The tea salon was inspired by Montreal artist Mary Wong who has been organizing tea houses for visual artists. This evening, which was organized by Janet Lumb and moderated by Alice Ming Wai Jim, an Associate Professor of Contemporary Art at Concordia University, was an opportunity for Montrealers to talk about their projects.

It was a fascinating evening. Each speaker had an interesting angle on their research and artistic project:

  • Olive Li Hui, a visiting professor, teaches a course about Chinese-Canadian women writers at Sichuan University in China;
  • Tracy Zhang explained how acrobatics is used as an instrument of cultural diplomacy in Taiwan and China;
  • Alan Wong spoke of race and sexuality;
  • Cheryl Sim, a media artist, talked about her project exploring the relationship women have with the cheong sam;
  • Parker Mah presented a trailer for his documentary Être Chinois au Québec (Being Chinese in Quebec). You can see a trailer on Youtube or at Être Chinois au Québec.net 
  • Leslie Cheung, a PhD student, talked about youth of color, the second generation and their search for identity;
  • Joanne Hui asked and answered the question “How does art teach?”
  • Henry Tsang, an associate professor at Emily Carr University in Vancouver, B.C., gave an impromptu talk on what it is to be Chinese;
  • And yours truly gave a brief talk about the inspiration behind my writing.

I wouldn’t be able to do justice to the speakers by trying to explain their projects, but a five minute video tape of each presenter, including me, will be available soon on the Asian Canadian Wiki site. I’ll post it when its available. To read more about the presenters and the evening itself, click here.

A Festival of Cultures

 

This past Saturday I went to the annual Festin Culturel held by the City of Brossard to celebrate the diverse nationalities and culture of its citizens. There were food stands representing 16 countries and not a hamburger or hot dog in sight! I ate samosas from India, crepes stuffed with meat and cheese, and honey cake from Russia, and a Colombian dish of fried plantain topped with meat. Delicious!

Considering Montreal had been pounded with either rain or hot, humid weather for most of the summer, the weather was perfect for enjoying the variety of outdoor entertainment and displays by local artists. One of the attractions of the evening was Lorraine Klaasen, a South African singer. The 2013 Juno award winner for World Music Album of the Year won the approval of the crowd with her dynamic performance.

Creativity Blooms at the 2013 Mosaicultures Internationales

The Montreal Botanical Gardens is the host of the Mosaicultures Internationales this year. The theme is “Land of Hope” and the living larger-than-life sculptures from around the world are spectacular.
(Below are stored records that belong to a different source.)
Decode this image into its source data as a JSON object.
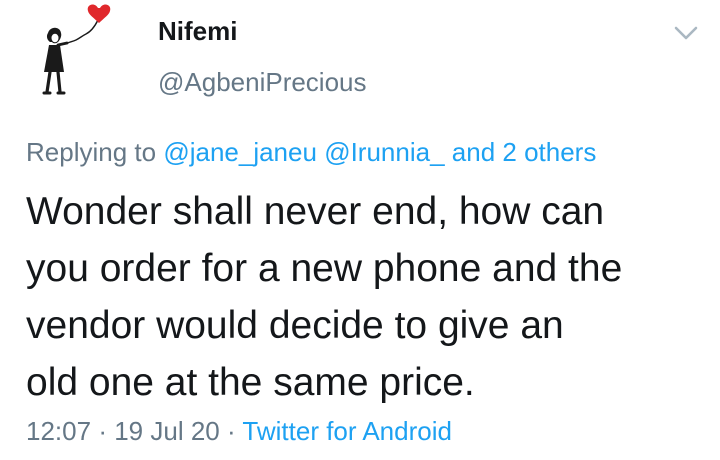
{
  "author": {
    "display_name": "Nifemi",
    "handle": "@AgbeniPrecious",
    "avatar_icon": "girl-with-red-balloon-icon"
  },
  "reply": {
    "prefix": "Replying to",
    "mention_1": "@jane_janeu",
    "mention_2": "@Irunnia_",
    "others": "and 2 others"
  },
  "tweet": {
    "text_lines": [
      "Wonder shall never end, how can",
      "you order for a new phone and the",
      "vendor would decide to give an",
      "old one at the same price."
    ]
  },
  "meta": {
    "time": "12:07",
    "separator": "·",
    "date": "19 Jul 20",
    "source": "Twitter for Android"
  },
  "menu": {
    "icon": "chevron-down-icon"
  },
  "colors": {
    "text": "#14171a",
    "secondary": "#657786",
    "link": "#1da1f2",
    "balloon": "#e0282c"
  }
}
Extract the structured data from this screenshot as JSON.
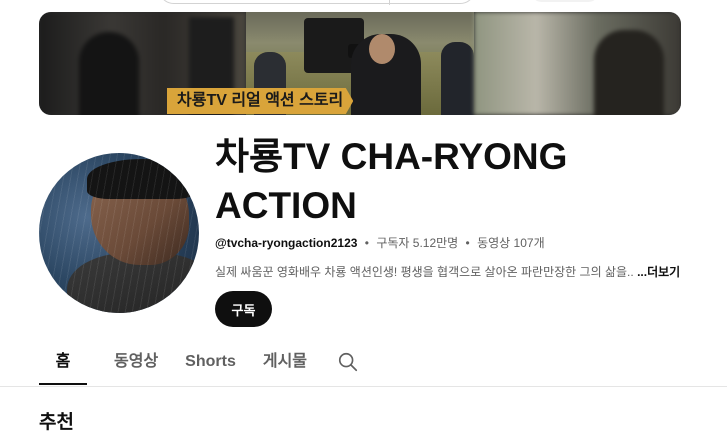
{
  "banner": {
    "tagline": "차룡TV 리얼 액션 스토리"
  },
  "channel": {
    "name": "차룡TV CHA-RYONG ACTION",
    "handle": "@tvcha-ryongaction2123",
    "subscribers": "구독자 5.12만명",
    "videos": "동영상 107개",
    "separator": "•",
    "description": "실제 싸움꾼 영화배우 차룡 액션인생! 평생을 협객으로 살아온 파란만장한 그의 삶을..",
    "more_label": "...더보기",
    "subscribe_label": "구독"
  },
  "tabs": [
    {
      "label": "홈",
      "active": true
    },
    {
      "label": "동영상",
      "active": false
    },
    {
      "label": "Shorts",
      "active": false
    },
    {
      "label": "게시물",
      "active": false
    }
  ],
  "tab_search_icon": "search-icon",
  "section": {
    "title": "추천"
  }
}
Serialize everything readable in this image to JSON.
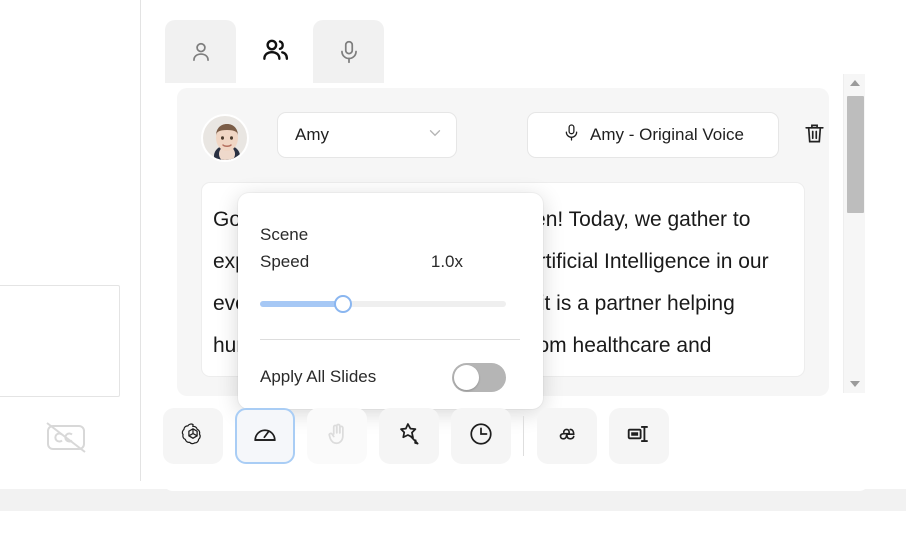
{
  "tabs": [
    {
      "id": "single-speaker",
      "icon": "person-icon",
      "active": false
    },
    {
      "id": "multi-speaker",
      "icon": "people-icon",
      "active": true
    },
    {
      "id": "voice",
      "icon": "microphone-icon",
      "active": true
    }
  ],
  "speaker": {
    "avatar_alt": "Amy",
    "name": "Amy",
    "voice_label": "Amy - Original Voice",
    "voice_icon": "microphone-icon",
    "dropdown_icon": "chevron-down-icon",
    "delete_icon": "trash-icon",
    "script": "Good morning, ladies and gentlemen! Today, we gather to explore the transformative role of Artificial Intelligence in our everyday lives. AI is not just a tool, it is a partner helping humanity tackle great challenges from healthcare and education to creative"
  },
  "popover": {
    "title": "Scene",
    "speed_label": "Speed",
    "speed_value": "1.0x",
    "speed_percent": 34,
    "apply_all_label": "Apply All Slides",
    "apply_all_on": false,
    "accent_color": "#a6c8f5"
  },
  "toolbar": {
    "items": [
      {
        "id": "ai-assistant",
        "icon": "openai-logo-icon",
        "state": "normal"
      },
      {
        "id": "speed",
        "icon": "speedometer-icon",
        "state": "active"
      },
      {
        "id": "gesture",
        "icon": "hand-wave-icon",
        "state": "disabled"
      },
      {
        "id": "effects",
        "icon": "magic-wand-star-icon",
        "state": "normal"
      },
      {
        "id": "pause",
        "icon": "clock-icon",
        "state": "normal"
      },
      {
        "id": "pronunciation",
        "icon": "ae-ligature-icon",
        "state": "normal"
      },
      {
        "id": "text-break",
        "icon": "text-break-icon",
        "state": "normal"
      }
    ]
  },
  "canvas": {
    "captions_icon": "captions-off-icon"
  },
  "scrollbar": {
    "up_icon": "caret-up-icon",
    "down_icon": "caret-down-icon"
  }
}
Enough from me. A picture is worth a thousand words.

DSC02799

Clown Fish (aka Nemo) (Japan)

DSC02808

Polar Bear sculpture gets watered.

DSC02807

Memoires of a Childhood Dinner (France)

DSC02802

The Bird Tree (Canada)

DSC02767

Comesse’s Butterfly (France)

DSC02757

All In a Row (Madagascar)

DSC02793

Mother Earth (Canada)

DSC02791

Mother Earth (Canada)

DSC02797

Ambassadors of Hope (Canada)

DSC02798

Phoenix (China)

DSC02780

Spirits of the Wood (Canada)

DSC02782

Spirits of the Wood (Canada)

DSC02778

Guardians of the Island (Chile)

DSC02763

The Man Who Planted Trees (Canada)

DSC02764

The Man Who Planted Trees (Canada)

DSC02773

The Crane Girl, a True Story (China)

DSC02800

Park employee waters flowers in a pot.

DSC02784

The Uffington White Horse (England)

DSC02770

Fragile Frogs (United States)

DSC02801 DSC02777